Íñigo Méndez de Vigo: “The president of the government has called a special Cabinet meeting for next Saturday that will activate the Senate in order to protect the general interests of Spaniards, among them the citizens of Catalonia, all citizens of Catalonia, and to restore constitutional order in the autonomous region.”
In Colombia, Afro-Colombian community leader José Jair Cortés has been assassinated in the southern region of Nariño. He was murdered Tuesday in a rural area where, on October 5, at least seven coca farmers were killed during clashes with police at a protest over the government’s eradication of coca crops. The U.N. assistant secretary-general for human rights has condemned the killing of human rights and land defenders in Colombia, saying, “The armed conflict with the FARC may be over, but the country’s incredibly brave human rights defenders continue to be threatened and killed at an alarming rate.”
In Argentina, thousands of people marched to the Plaza de Mayo in the capital Buenos Aires on Thursday demanding justice and answers about the disappearance of indigenous rights activist Santiago Maldonado. On Thursday, a body was found in the river close to the site where Maldonado disappeared on August 1 during a protest against the eviction of indigenous people from lands claimed by the Italian clothing company Benetton. It is not yet known if the body is Maldonado’s. Eyewitnesses say Argentine security forces beat and arrested a person around the time of Maldonado’s disappearance.
The case has stoked painful memories of the military dictatorship of 1976 to ’83, when U.S.-backed security forces tortured activists and disappeared an estimated 30,000 people. This is Nora Cortiñas of the Mothers of the Plaza de Mayo.
Nora Cortiñas: “If President Mauricio Macri wasn’t interested in human rights before, Macri is president of all Argentinians now. He won with votes, not with boots, so he has to govern for all Argentinians. And Argentinians need to know that human rights are part of the government and are part of the state. So this is what we are asking, that they respect human rights.”
And in North Dakota, a judge has sentenced two water protectors to jail time after they were convicted on misdemeanor charges over an October 2016 protest at Standing Rock against the Dakota Access pipeline. Twenty-seven-year-old Alexander Simon was sentenced to serve 18 days in jail for obstruction of a government function, while 64-year-old Mary Redway was sentenced to six days in jail for disorderly conduct. The sentences were imposed by Judge Thomas Merrick despite the fact that the prosecution had not recommended the two serve jail time.
Meanwhile, journalist Sara Lafleur-Vetter was acquitted on misdemeanor charges stemming from her reporting on the protest on October 22. She was filming for The Guardian at the time of her arrest.

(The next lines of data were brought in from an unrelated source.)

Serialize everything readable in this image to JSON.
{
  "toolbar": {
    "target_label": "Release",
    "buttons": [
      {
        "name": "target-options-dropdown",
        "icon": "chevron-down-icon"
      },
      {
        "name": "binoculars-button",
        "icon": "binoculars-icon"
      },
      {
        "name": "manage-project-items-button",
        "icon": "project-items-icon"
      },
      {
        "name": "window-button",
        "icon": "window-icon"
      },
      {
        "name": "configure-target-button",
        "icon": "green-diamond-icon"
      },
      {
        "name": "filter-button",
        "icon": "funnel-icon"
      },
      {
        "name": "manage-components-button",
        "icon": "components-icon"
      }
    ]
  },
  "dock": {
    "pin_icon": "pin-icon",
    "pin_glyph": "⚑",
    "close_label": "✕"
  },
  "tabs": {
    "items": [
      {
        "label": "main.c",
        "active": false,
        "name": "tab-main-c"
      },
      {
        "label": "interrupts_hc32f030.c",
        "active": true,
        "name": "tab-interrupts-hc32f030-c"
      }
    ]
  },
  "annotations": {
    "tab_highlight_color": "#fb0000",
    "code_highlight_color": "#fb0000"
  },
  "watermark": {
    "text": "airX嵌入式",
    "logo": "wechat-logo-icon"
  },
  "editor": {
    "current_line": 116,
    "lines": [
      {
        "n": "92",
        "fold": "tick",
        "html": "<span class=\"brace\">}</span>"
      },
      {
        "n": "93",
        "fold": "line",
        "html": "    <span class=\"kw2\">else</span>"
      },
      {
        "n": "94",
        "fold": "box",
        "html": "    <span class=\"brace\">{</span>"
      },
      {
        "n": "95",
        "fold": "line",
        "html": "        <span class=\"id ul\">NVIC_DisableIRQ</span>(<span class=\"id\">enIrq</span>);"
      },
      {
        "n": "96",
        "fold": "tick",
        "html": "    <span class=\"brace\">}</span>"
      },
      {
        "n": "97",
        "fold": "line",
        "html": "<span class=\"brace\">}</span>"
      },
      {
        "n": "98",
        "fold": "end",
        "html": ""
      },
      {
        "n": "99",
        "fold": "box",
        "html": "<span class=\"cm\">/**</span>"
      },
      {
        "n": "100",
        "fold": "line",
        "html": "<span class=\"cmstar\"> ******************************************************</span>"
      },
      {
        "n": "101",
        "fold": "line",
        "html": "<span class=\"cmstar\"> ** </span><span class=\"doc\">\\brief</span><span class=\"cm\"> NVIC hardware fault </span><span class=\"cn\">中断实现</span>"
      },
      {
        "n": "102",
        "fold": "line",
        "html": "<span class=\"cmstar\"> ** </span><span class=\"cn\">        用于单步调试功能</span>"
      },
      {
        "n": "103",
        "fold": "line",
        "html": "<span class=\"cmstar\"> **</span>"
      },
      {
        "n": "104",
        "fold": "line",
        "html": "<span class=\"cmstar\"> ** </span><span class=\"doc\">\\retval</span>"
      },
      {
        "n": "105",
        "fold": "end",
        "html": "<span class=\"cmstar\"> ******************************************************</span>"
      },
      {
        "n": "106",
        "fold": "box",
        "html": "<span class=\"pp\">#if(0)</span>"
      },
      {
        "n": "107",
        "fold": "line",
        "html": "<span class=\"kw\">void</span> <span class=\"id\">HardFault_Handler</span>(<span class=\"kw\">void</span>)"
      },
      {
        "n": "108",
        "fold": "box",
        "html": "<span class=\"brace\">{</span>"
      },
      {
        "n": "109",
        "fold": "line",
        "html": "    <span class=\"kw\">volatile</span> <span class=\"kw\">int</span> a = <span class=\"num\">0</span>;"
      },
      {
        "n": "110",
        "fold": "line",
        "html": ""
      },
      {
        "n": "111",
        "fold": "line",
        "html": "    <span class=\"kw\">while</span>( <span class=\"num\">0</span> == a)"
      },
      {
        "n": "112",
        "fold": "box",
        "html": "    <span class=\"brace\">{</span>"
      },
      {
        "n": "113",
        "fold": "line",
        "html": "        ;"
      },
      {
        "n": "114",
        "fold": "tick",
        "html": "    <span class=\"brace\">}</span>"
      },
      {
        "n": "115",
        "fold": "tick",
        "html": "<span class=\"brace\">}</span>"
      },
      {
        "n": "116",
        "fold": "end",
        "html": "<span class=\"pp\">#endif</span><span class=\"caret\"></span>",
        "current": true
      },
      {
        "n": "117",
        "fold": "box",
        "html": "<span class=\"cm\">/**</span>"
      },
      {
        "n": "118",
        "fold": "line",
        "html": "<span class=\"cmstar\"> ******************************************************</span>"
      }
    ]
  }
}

There are still hundreds of unresolved criminal cases related to the months-long resistance at Standing Rock. Three water protectors are currently imprisoned while awaiting trial: Red Fawn Fallis, Little Feather and Dion Ortiz.